The three of them together now walked a rather long distance to a wild section of the garden, where it had turned completely dark. The wind began to rush, and the shrubs, trees and bushes of the garden swished like breakers on the shore. The stoker beckoned to them, and they squatted on the ground in a circle. It seemed as if the stoker with his bare hand had taken a bit of burning wood from his pocket. He held it close to the ground, to illuminate a round opening, something like the burrow of a marmot or a rabbit.
"Legno santo," said Peter Schmidt, pointing to the glowing piece of charcoal. "Now, Frederick, you will get to see those antlike little elves that are called noctiluci or night-lights. They pompously call themselves Toilers of the Light. But whatever their name, it must be admitted that they are the ones that take the light hidden in the entrails of the earth, store it up, and sow it in fields, the soil of which has been especially prepared; and when it has grown to its full size and has borne fruit a hundredfold in the shape of gold sheaves or nuggets, they harvest it and save it for the darkest of dark times."

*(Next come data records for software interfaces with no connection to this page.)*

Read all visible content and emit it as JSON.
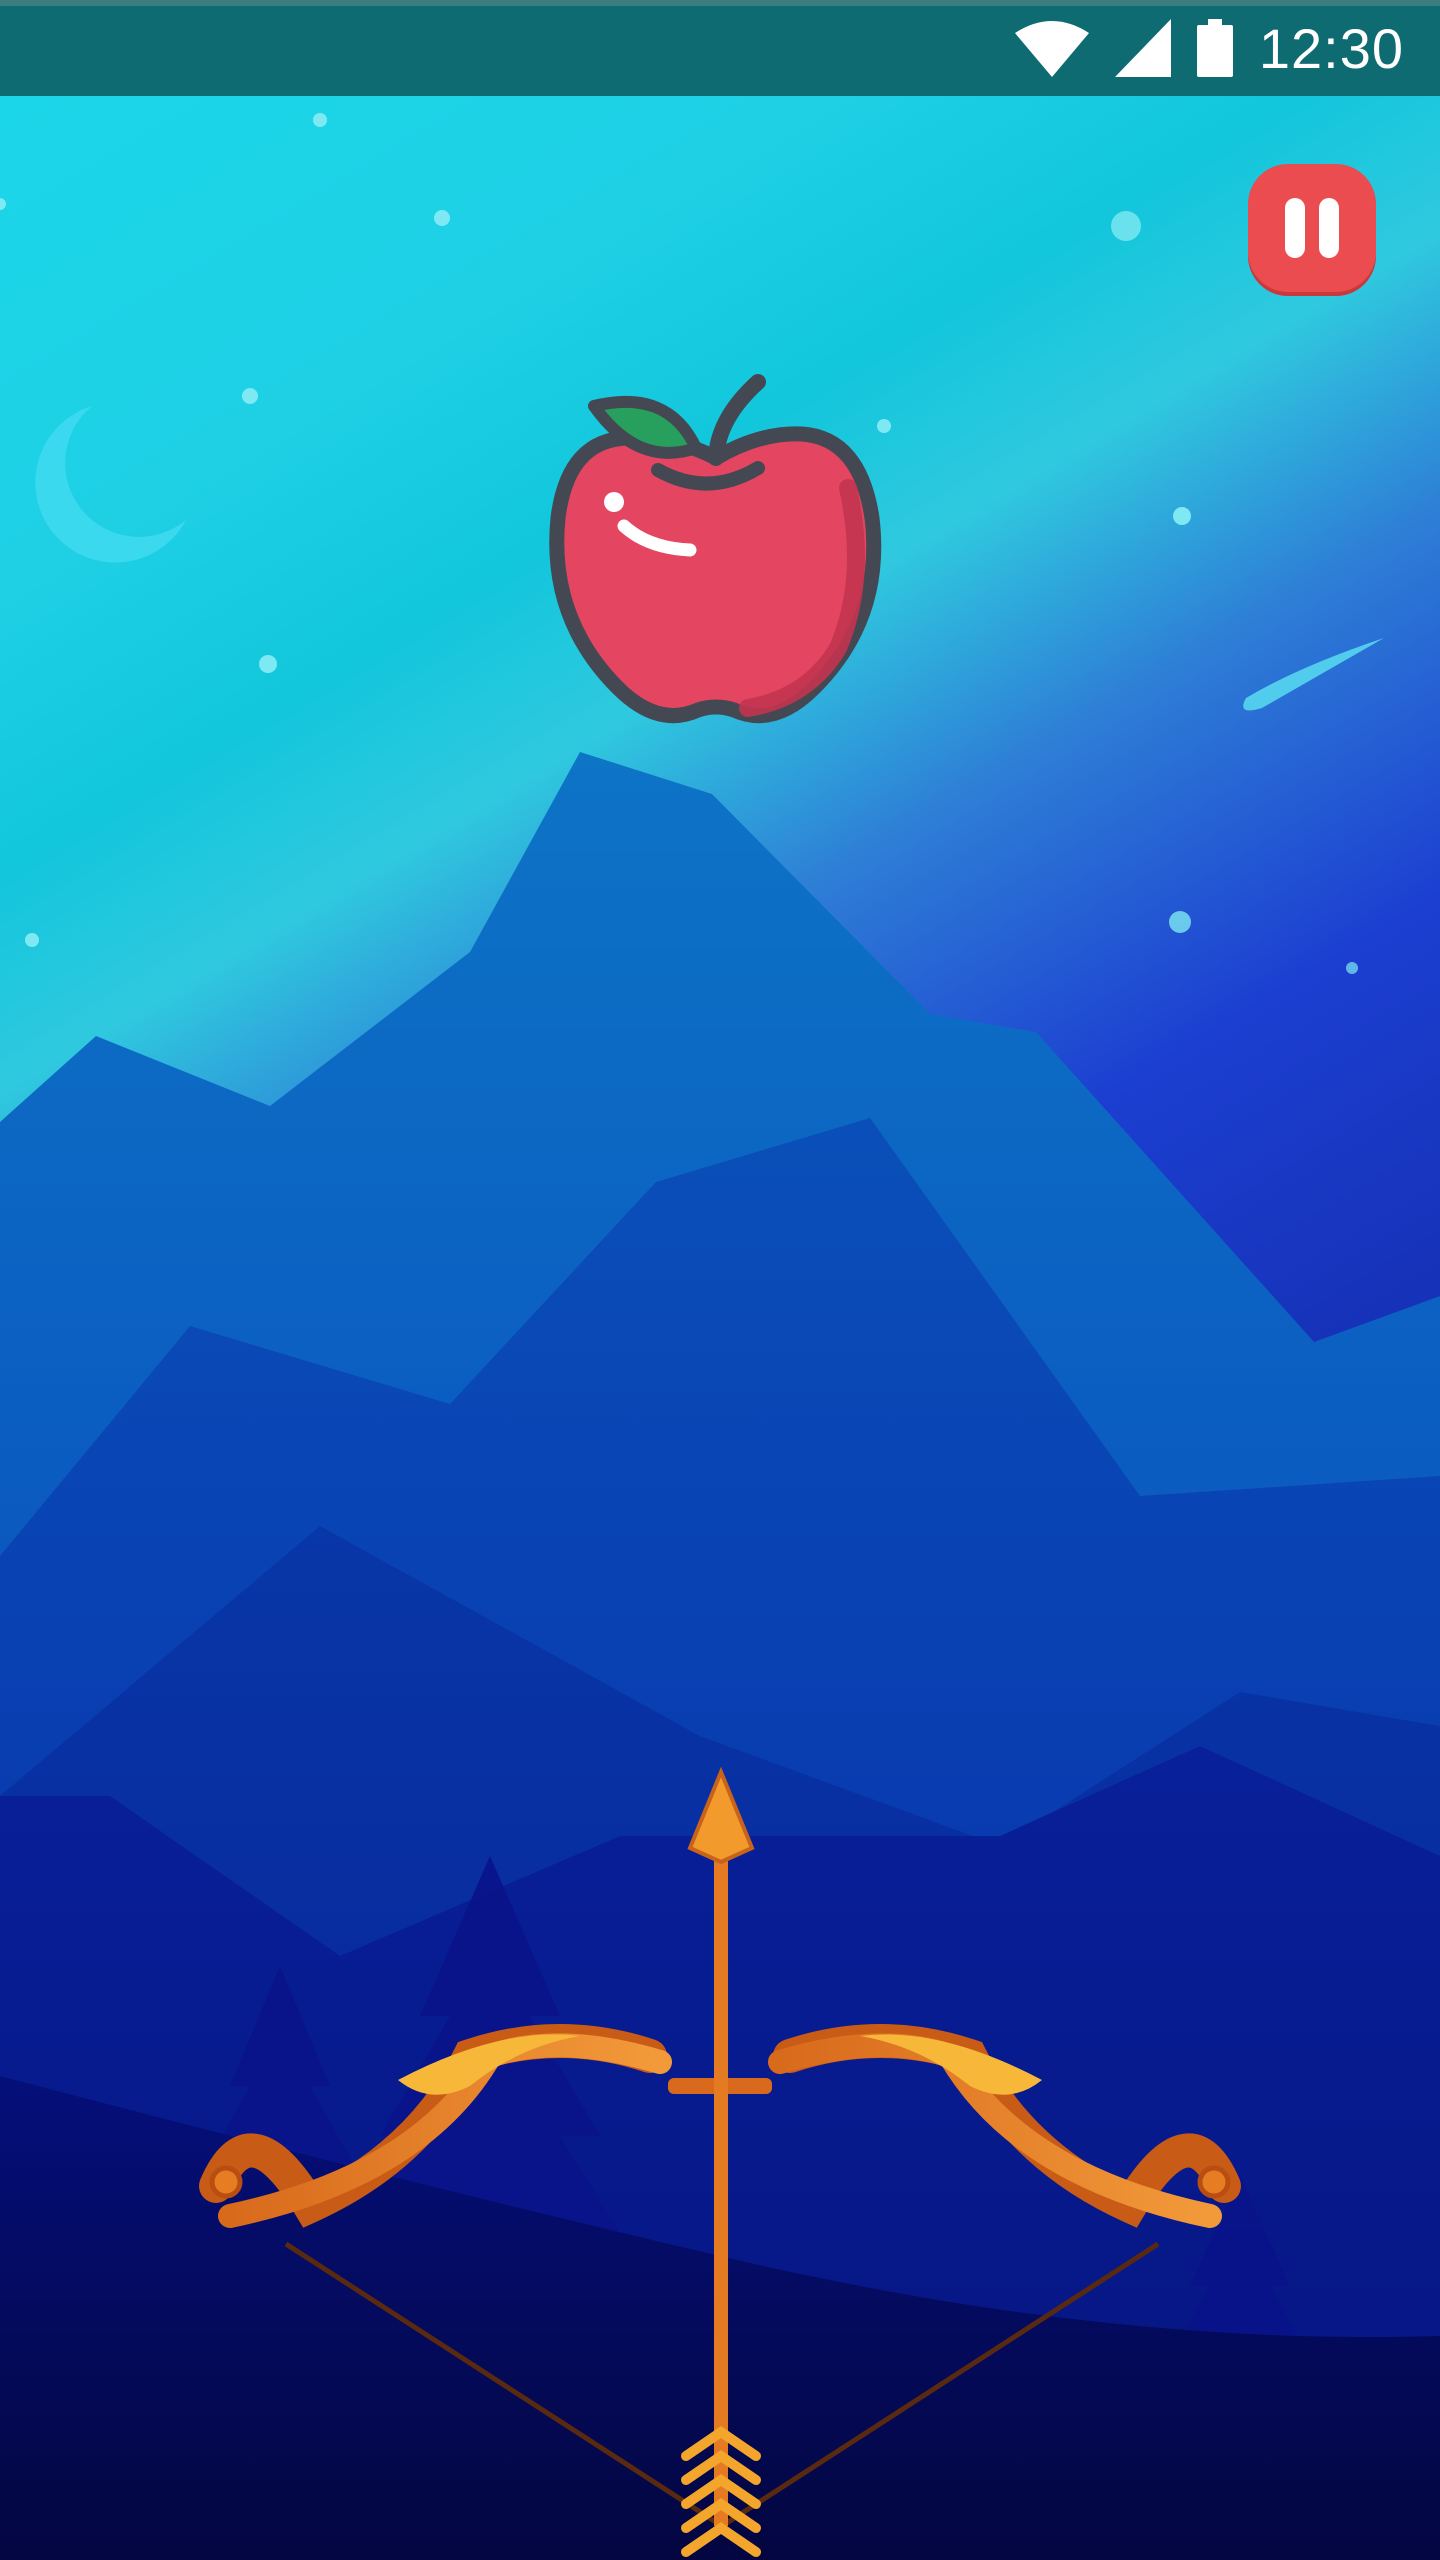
{
  "status_bar": {
    "time": "12:30",
    "icons": [
      "wifi-icon",
      "cellular-signal-icon",
      "battery-icon"
    ],
    "background": "#0f6b72"
  },
  "game": {
    "target": "apple",
    "weapon": "bow-and-arrow",
    "controls": {
      "pause_icon": "pause-icon",
      "pause_color": "#ea4c4f"
    },
    "background_theme": "night-mountains",
    "colors": {
      "sky_top": "#19d3e6",
      "sky_bottom": "#1e3fcf",
      "ground": "#04064a"
    }
  }
}
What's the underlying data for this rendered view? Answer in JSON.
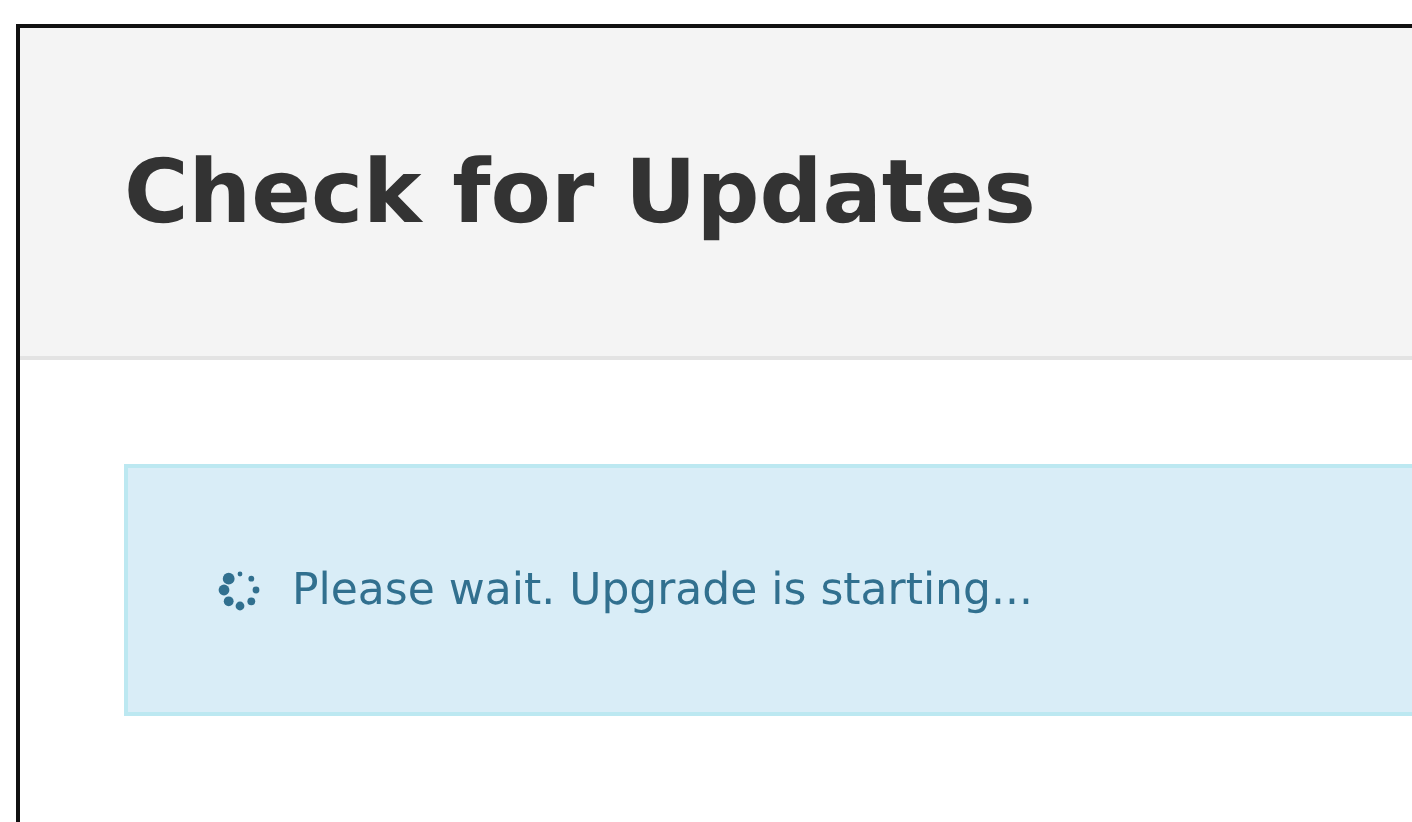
{
  "header": {
    "title": "Check for Updates"
  },
  "alert": {
    "message": "Please wait. Upgrade is starting..."
  }
}
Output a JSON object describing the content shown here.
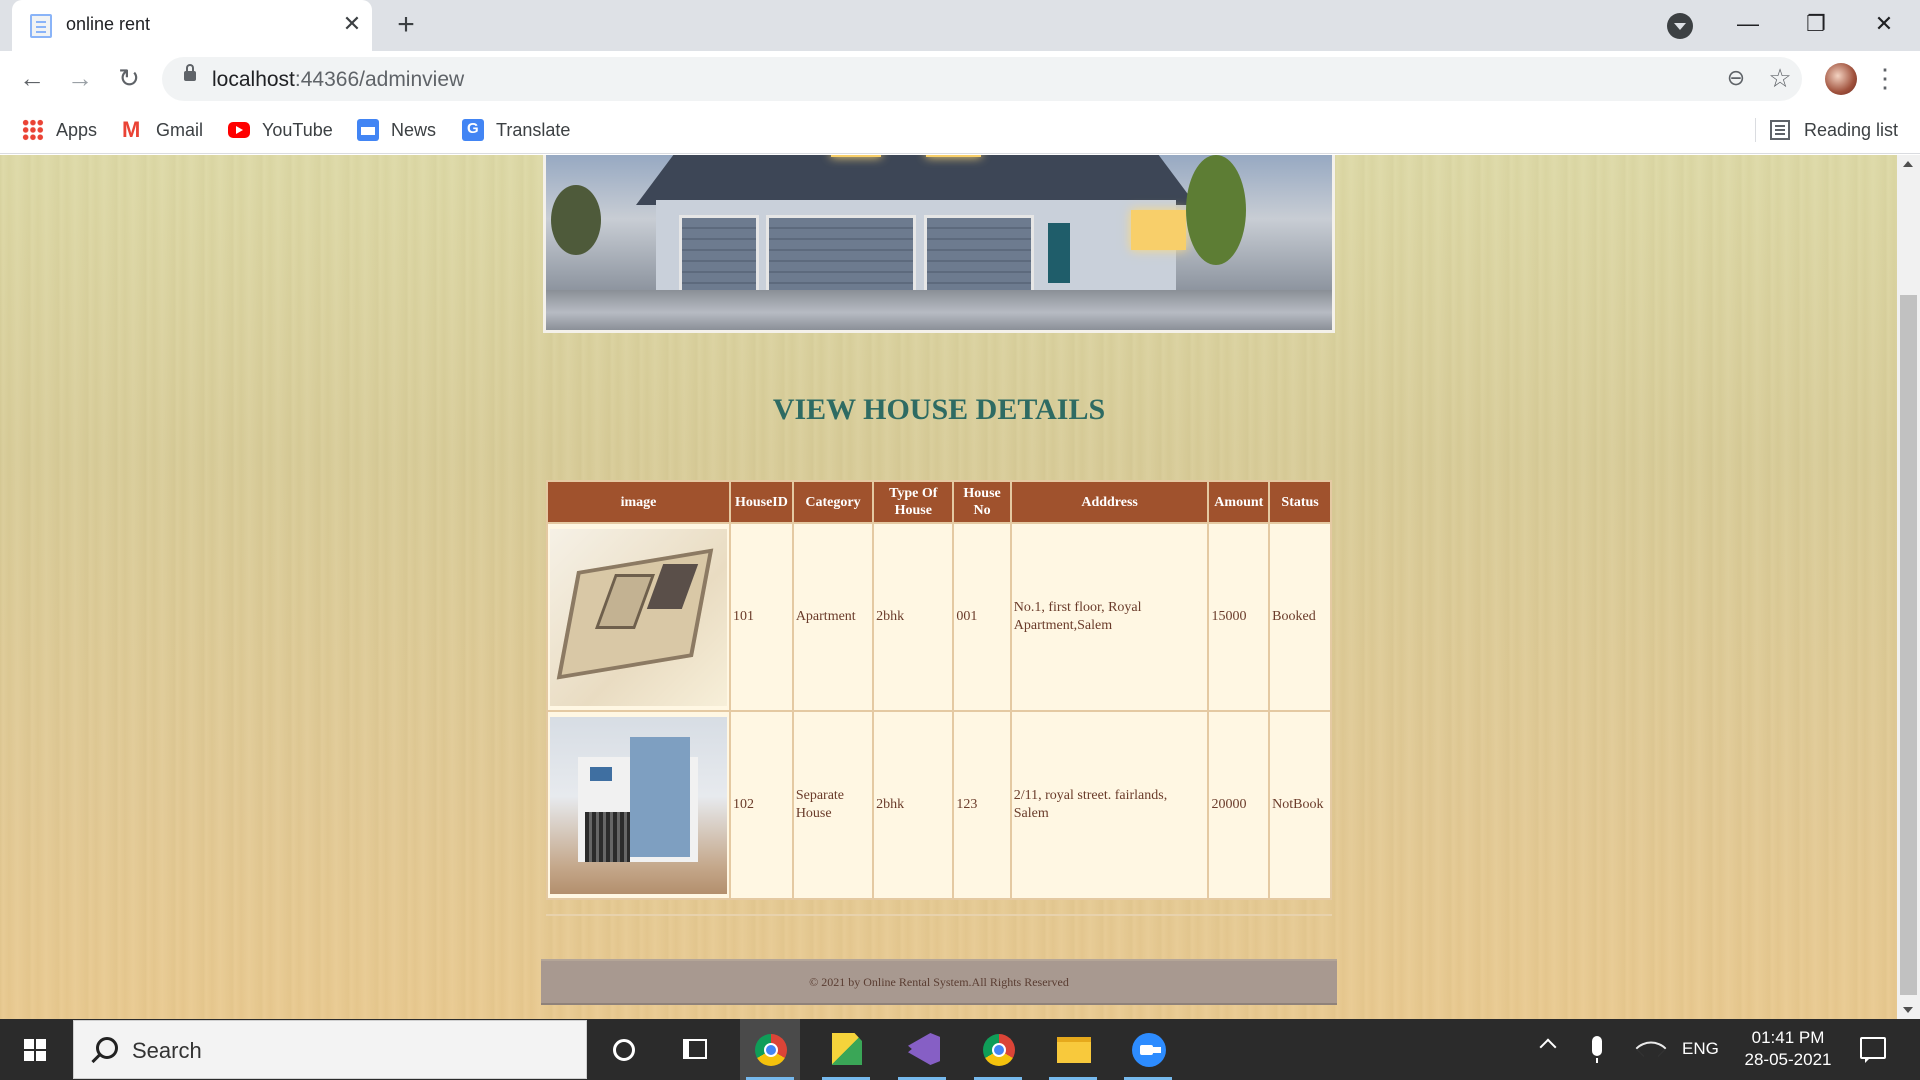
{
  "browser": {
    "tab_title": "online rent",
    "tab_close": "✕",
    "new_tab": "+",
    "url_host": "localhost",
    "url_path": ":44366/adminview",
    "nav": {
      "back": "←",
      "forward": "→",
      "reload": "↻"
    },
    "window": {
      "minimize": "—",
      "restore": "❐",
      "close": "✕"
    },
    "icons": {
      "zoom": "⊖",
      "star": "☆",
      "menu": "⋮"
    },
    "bookmarks": [
      {
        "label": "Apps",
        "icon": "apps-grid-icon"
      },
      {
        "label": "Gmail",
        "icon": "gmail-icon"
      },
      {
        "label": "YouTube",
        "icon": "youtube-icon"
      },
      {
        "label": "News",
        "icon": "news-icon"
      },
      {
        "label": "Translate",
        "icon": "translate-icon"
      }
    ],
    "reading_list": "Reading list"
  },
  "page": {
    "title": "VIEW HOUSE DETAILS",
    "table": {
      "headers": [
        "image",
        "HouseID",
        "Category",
        "Type Of House",
        "House No",
        "Adddress",
        "Amount",
        "Status"
      ],
      "rows": [
        {
          "house_id": "101",
          "category": "Apartment",
          "type": "2bhk",
          "house_no": "001",
          "address": "No.1, first floor, Royal Apartment,Salem",
          "amount": "15000",
          "status": "Booked"
        },
        {
          "house_id": "102",
          "category": "Separate House",
          "type": "2bhk",
          "house_no": "123",
          "address": "2/11, royal street. fairlands, Salem",
          "amount": "20000",
          "status": "NotBook"
        }
      ]
    },
    "footer": "© 2021 by Online Rental System.All Rights Reserved"
  },
  "taskbar": {
    "search_placeholder": "Search",
    "language": "ENG",
    "time": "01:41 PM",
    "date": "28-05-2021"
  },
  "colors": {
    "title": "#2e6b63",
    "table_header": "#a0522d",
    "table_cell": "#fff7e3",
    "footer_bg": "#a89990"
  }
}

And, actually, looking through a crevice, Frederick saw something like another world, with a subterranean sun shining on it. A multitude of little elves, the Toilers of the Light, were mowing with scythes, cutting stalks, binding sheaves, loading carts, and storing in barns. Many cut the light out of the ground, like nuggets of gold. Undoubtedly it was the gold meant for the mint in Washington that was haunting Frederick's dreams.
A classic novel by the 1912 Nobel Laureate.